As a leader in your organization, you may be more familiar and more comfortable with change than the team members you lead. You probably hear about upcoming changes much sooner than your team, have a chance to think about and understand the reasons for the change, and may even have input to what and how changes are made. One of the most important leadership competencies you can develop is leveraging the informational and decision-making perks of your position to lead others on the path to quick, effective implementation of change.
As with many leadership competencies, first and foremost, you must model the behavior you would like other people to demonstrate, in this case openness to and excitement about change. Anyone who has ever been involved in implementing a new computer system can tell you that, no matter how excellent and cutting-edge the software, the project can be sabotaged by people’s resistance to change. Make being an early adopter of change part of your personal brand and your team is much more likely to follow your lead.
Second, learn to expect that people are going to feel disoriented by a significant change, at least at the outset. If you’re not familiar with the business classic on change, Who Moved My Cheese by Spencer Johnson, make sure to get hold of a copy – you may even want to get copies for your team! This modern fable illustrates that people’s initial negative reactions to change are fundamentally based on fear of losing the sources of reward that they are used to having. As a leader, you need to understand and anticipate this, clearly communicating your confidence that team members’ skills and strengths will transfer well to the new circumstances.
Finally, be frank and clear about:
• reasons for the change
• how the change will impact your team
• individual responsibilities during the change process
• support and information resources available to team members

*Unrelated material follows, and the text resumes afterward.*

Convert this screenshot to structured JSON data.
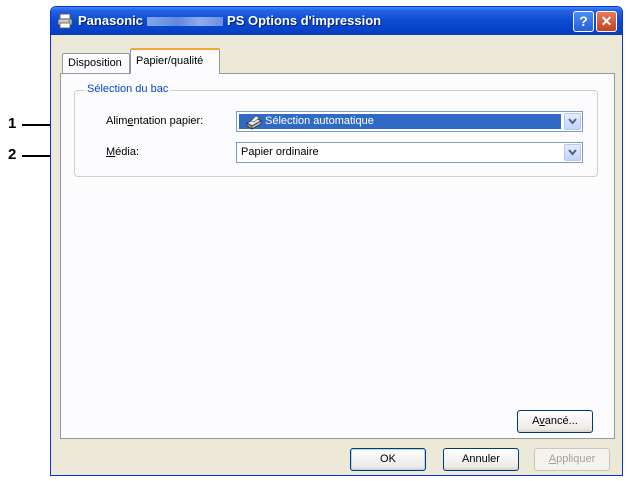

When it comes to leadership competencies, your ability to introduce changes in a positive light, help your team members see and embrace new opportunities for rewards, and get agreement on how to go forward are among the most valuable in your leadership toolkit.